I’ve heard too, “It is a blessing in disguise.” I wonder about this one as well. Like, are the Angels up in Heaven, and they are getting ready to throw down another Blessing on Humankind? And Gabriel says: “Hey. Wait. Wait. Let’s disguise this one.” He runs and gets an overcoat, dark glasses, and a fake mustache, and dresses that Blessing in a great concealment. And then, they push it out of Heaven’s door and it falls to earth to meet us. A Blessing in Disguise.

And they laugh. Michael says, “Hey. Let’s do it again. Put this one in a Chef’s outfit.”

Oh. I don’t know. I believe that Gabriel & Michael have great senses of humor. But I don’t know about the rest of it.

Today, though. I will remember. Not only D-Day, but a lot of other times where people have sacrificed, and given to others. The women long ago, who marched so that I have the right to vote today. The people during the Civil War who fought to abolish slavery. Those still fighting today for equal rights for Homosexuals.

And, that’s another thing. We have been tagged the LBGT Community. It has a nice ring and all. But it makes it sound like we live in some big neighborhood with cul-de-sacs. And that we take our campers out, all together, and have cook-outs, and play Lawn Darts. We don’t. In fact, the fate of what happens to us is scary.

Maybe that LBGT tag is a blessing, in disguise.

Here’s the thing. I sit here and I write this freely. And tonight I will publish this freely, and people will read it without fear of being imprisoned. And for that I am thankful. To all of those who have come before me, and afforded me these luxuries. The luxury, and privilege, of Freedom. I am thankful.


“The most courageous act is still to think for yourself. Aloud.”
― Coco Chanel


“When I discover who I am, I’ll be free.”
― Ralph Ellison, Invisible Man


“Those who deny freedom to others, deserve it not for themselves”
― Abraham Lincoln, Complete Works – Volume XII
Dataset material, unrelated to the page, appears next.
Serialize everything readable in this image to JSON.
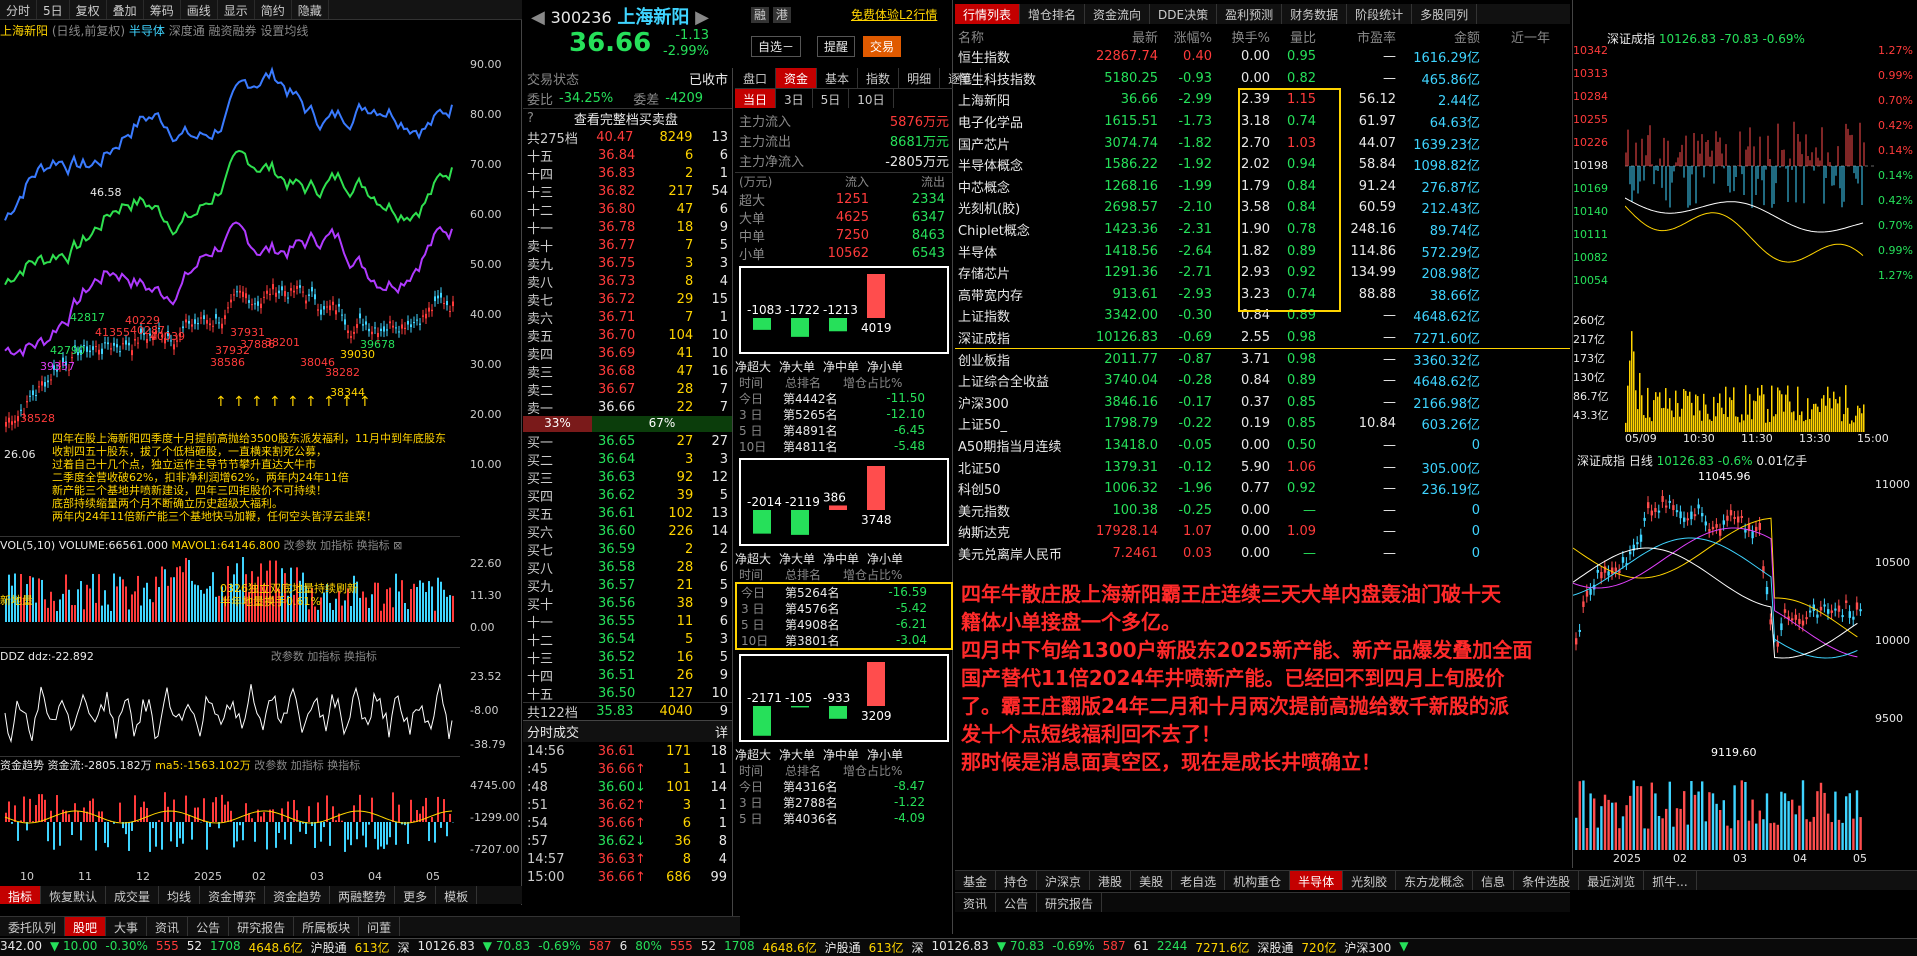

*(From the History Channel: “That figure was the result of years of exhaustive research by librarian and genealogist Carol Tuckwiller on behalf of the Foundation, and remains the most accurate count of Allied fatalities within the 24-hour period known as D-Day.”)